In January 2015, I published a prose poem called “Sgt. Star” in My Life as a Man (Horses Think Press), an artist book by Carmen Winant. The book also includes contributions by Matthew Brannon, Moyra Davey, Courtney Fiske, Jim Fletcher, Kenneth Goldsmith, Jonathan Griffin, Geoffrey Hilsabeck, Michael Ned Holte, Sarah McMenimen, Anna Livia, Ross Simonini, and John Yau. “Sgt. Star” employs language sourced from […]
In February 2015, I published “Reality Formatting” in the catalogue for the New Museum’s 2015 Triennial, “Surround Audience,” curated by Lauren Cornell and Ryan Trecartin. The essay focuses on the role of standardization and technologies of mediation in the work of José León Cerrillo, Lawrence Abu Hamdan, and Daniel Steegmann Mangrané. A version of this essay […]

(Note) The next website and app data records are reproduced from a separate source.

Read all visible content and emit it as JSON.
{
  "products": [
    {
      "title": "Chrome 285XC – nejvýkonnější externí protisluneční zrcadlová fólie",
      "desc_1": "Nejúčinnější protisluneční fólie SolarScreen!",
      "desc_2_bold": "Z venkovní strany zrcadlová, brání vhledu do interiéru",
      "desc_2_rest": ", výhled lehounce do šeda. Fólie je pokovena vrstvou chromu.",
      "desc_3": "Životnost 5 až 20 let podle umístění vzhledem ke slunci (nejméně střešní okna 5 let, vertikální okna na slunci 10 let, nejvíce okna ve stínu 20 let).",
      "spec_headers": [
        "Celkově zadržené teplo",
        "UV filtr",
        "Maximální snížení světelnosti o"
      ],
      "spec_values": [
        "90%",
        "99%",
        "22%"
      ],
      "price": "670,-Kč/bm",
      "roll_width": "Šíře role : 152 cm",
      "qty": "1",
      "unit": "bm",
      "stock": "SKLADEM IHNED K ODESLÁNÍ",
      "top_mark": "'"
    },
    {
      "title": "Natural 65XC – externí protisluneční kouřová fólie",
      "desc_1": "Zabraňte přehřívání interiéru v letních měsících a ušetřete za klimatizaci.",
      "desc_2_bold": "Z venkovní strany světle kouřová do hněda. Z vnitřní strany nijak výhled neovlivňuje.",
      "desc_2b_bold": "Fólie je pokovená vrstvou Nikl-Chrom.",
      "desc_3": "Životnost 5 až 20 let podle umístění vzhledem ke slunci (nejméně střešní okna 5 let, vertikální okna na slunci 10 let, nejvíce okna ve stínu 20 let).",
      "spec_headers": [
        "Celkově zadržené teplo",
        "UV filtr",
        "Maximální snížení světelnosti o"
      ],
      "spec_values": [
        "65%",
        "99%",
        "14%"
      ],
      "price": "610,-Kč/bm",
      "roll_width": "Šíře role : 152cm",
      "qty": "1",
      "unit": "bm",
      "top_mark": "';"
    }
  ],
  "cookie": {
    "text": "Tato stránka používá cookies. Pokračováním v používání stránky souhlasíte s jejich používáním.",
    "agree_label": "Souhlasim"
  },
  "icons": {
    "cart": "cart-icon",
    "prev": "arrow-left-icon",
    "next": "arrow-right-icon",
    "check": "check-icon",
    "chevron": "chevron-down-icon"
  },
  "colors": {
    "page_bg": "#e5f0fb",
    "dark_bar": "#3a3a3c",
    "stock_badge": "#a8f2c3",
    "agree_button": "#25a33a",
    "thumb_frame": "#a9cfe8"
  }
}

In March 2015, Triple Canopy, Sternberg Press, and Tensta Konsthall published Headless, an exhilarating murder-mystery by the elusive K. D. I wrote the introduction to the novel, which probes the sordid secrets and sinister deeds of powerful financiers who use Caribbean firms to conceal their fortunes. (My introduction previously appeared in Triple Canopy as “Headless Commercial Thriller.”) […]
In September 2014, my conversation with artist David Horvitz was included in his postcard publication Somewhere Between the Jurisdiction of Time, published by Art in America on the occasion of the NY Art Book Fair. The conversation covers the standardization of time, the tyranny of the hourglass, the dislocation of meridians, and the purpose of Swiss church bells. Click here […]
In the September 2014 issue of Art in America, I published “GlblVlgIdiot Annual Report 2014,” a portfolio that adapts for the page a performance created with author Joshua Cohen and artist Jon Kessler. Click here for the PDF. More information about the performance, Introducing the Web, which examines the techno-utopian language and libertarian endgame of Silicon Valley and was […]
Triple Canopy’s contribution to the 2014 Whitney Biennial is Pointing Machines, an installation titled after the simple eighteenth-century measuring tool for reproducing sculpture in stone or wood with a system of adjustable rods and needles. The installation consists largely of reproductions—by handcraft, 3-D printing, and photography—of paintings and a colonial-era wash basin stand, once part of the […]
An essay on the untimeliness of Native American art, in the annual catalogue of Donald Ellis Gallery.